Records for this exercise Block Start

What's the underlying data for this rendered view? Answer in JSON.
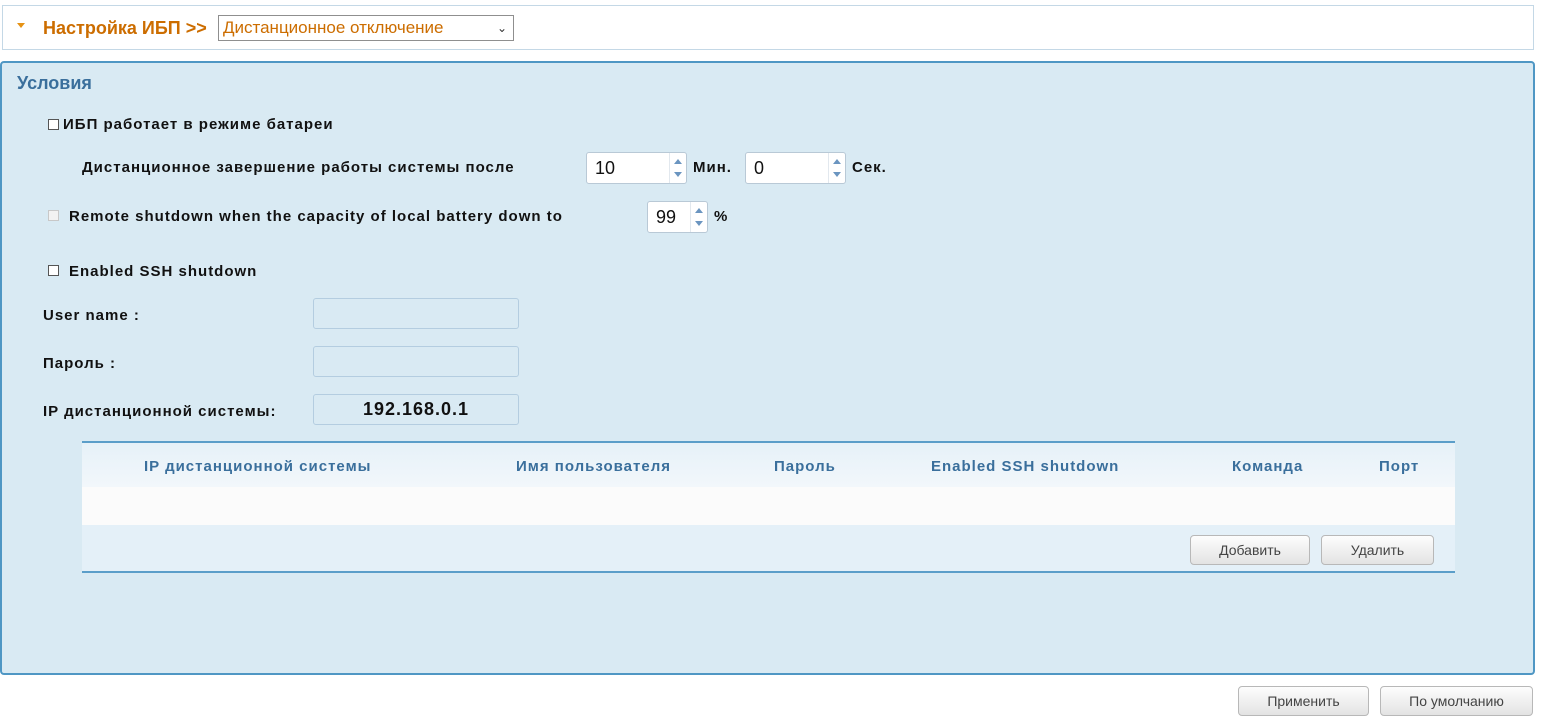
{
  "header": {
    "title": "Настройка ИБП >>",
    "select_value": "Дистанционное отключение"
  },
  "conditions": {
    "title": "Условия",
    "battery_mode_label": "ИБП работает в режиме батареи",
    "shutdown_after_label": "Дистанционное завершение работы системы после",
    "minutes_value": "10",
    "minutes_unit": "Мин.",
    "seconds_value": "0",
    "seconds_unit": "Сек.",
    "capacity_label": "Remote shutdown when the capacity of local battery down to",
    "capacity_value": "99",
    "capacity_unit": "%",
    "ssh_label": "Enabled SSH shutdown",
    "username_label": "User name :",
    "username_value": "",
    "password_label": "Пароль :",
    "password_value": "",
    "ip_label": "IP дистанционной системы:",
    "ip_value": "192.168.0.1"
  },
  "table": {
    "columns": [
      "IP дистанционной системы",
      "Имя пользователя",
      "Пароль",
      "Enabled SSH shutdown",
      "Команда",
      "Порт"
    ],
    "rows": [],
    "add_button": "Добавить",
    "delete_button": "Удалить"
  },
  "footer": {
    "apply_button": "Применить",
    "default_button": "По умолчанию"
  },
  "colors": {
    "accent_orange": "#cc6d00",
    "panel_bg": "#d9eaf3",
    "panel_border": "#4f97c4",
    "header_text_blue": "#3a6f9c"
  }
}
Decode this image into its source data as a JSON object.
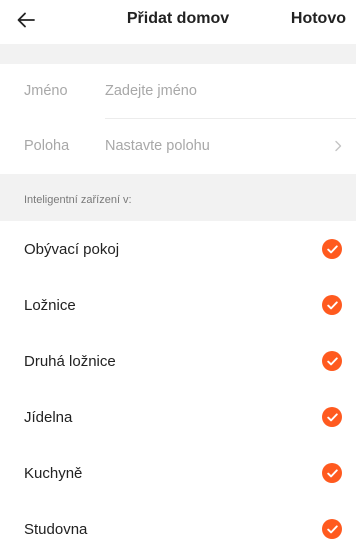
{
  "header": {
    "back_icon": "arrow-left-icon",
    "title": "Přidat domov",
    "done_label": "Hotovo"
  },
  "form": {
    "name_label": "Jméno",
    "name_placeholder": "Zadejte jméno",
    "location_label": "Poloha",
    "location_placeholder": "Nastavte polohu",
    "location_icon": "chevron-right-icon"
  },
  "section": {
    "title": "Inteligentní zařízení v:"
  },
  "rooms": [
    {
      "label": "Obývací pokoj",
      "checked": true
    },
    {
      "label": "Ložnice",
      "checked": true
    },
    {
      "label": "Druhá ložnice",
      "checked": true
    },
    {
      "label": "Jídelna",
      "checked": true
    },
    {
      "label": "Kuchyně",
      "checked": true
    },
    {
      "label": "Studovna",
      "checked": true
    }
  ],
  "colors": {
    "accent": "#ff5a1f",
    "section_bg": "#f2f2f2",
    "placeholder": "#a8a8a8"
  }
}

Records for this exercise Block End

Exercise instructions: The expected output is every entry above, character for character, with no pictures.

Output for this exercise:
What's the underlying data for this rendered view? Answer in JSON.
{
  "header": {
    "title": "Настройка ИБП >>",
    "select_value": "Дистанционное отключение"
  },
  "conditions": {
    "title": "Условия",
    "battery_mode_label": "ИБП работает в режиме батареи",
    "shutdown_after_label": "Дистанционное завершение работы системы после",
    "minutes_value": "10",
    "minutes_unit": "Мин.",
    "seconds_value": "0",
    "seconds_unit": "Сек.",
    "capacity_label": "Remote shutdown when the capacity of local battery down to",
    "capacity_value": "99",
    "capacity_unit": "%",
    "ssh_label": "Enabled SSH shutdown",
    "username_label": "User name :",
    "username_value": "",
    "password_label": "Пароль :",
    "password_value": "",
    "ip_label": "IP дистанционной системы:",
    "ip_value": "192.168.0.1"
  },
  "table": {
    "columns": [
      "IP дистанционной системы",
      "Имя пользователя",
      "Пароль",
      "Enabled SSH shutdown",
      "Команда",
      "Порт"
    ],
    "rows": [],
    "add_button": "Добавить",
    "delete_button": "Удалить"
  },
  "footer": {
    "apply_button": "Применить",
    "default_button": "По умолчанию"
  },
  "colors": {
    "accent_orange": "#cc6d00",
    "panel_bg": "#d9eaf3",
    "panel_border": "#4f97c4",
    "header_text_blue": "#3a6f9c"
  }
}
Decode this image into its source data as a JSON object.
{
  "header": {
    "back_icon": "arrow-left-icon",
    "title": "Přidat domov",
    "done_label": "Hotovo"
  },
  "form": {
    "name_label": "Jméno",
    "name_placeholder": "Zadejte jméno",
    "location_label": "Poloha",
    "location_placeholder": "Nastavte polohu",
    "location_icon": "chevron-right-icon"
  },
  "section": {
    "title": "Inteligentní zařízení v:"
  },
  "rooms": [
    {
      "label": "Obývací pokoj",
      "checked": true
    },
    {
      "label": "Ložnice",
      "checked": true
    },
    {
      "label": "Druhá ložnice",
      "checked": true
    },
    {
      "label": "Jídelna",
      "checked": true
    },
    {
      "label": "Kuchyně",
      "checked": true
    },
    {
      "label": "Studovna",
      "checked": true
    }
  ],
  "colors": {
    "accent": "#ff5a1f",
    "section_bg": "#f2f2f2",
    "placeholder": "#a8a8a8"
  }
}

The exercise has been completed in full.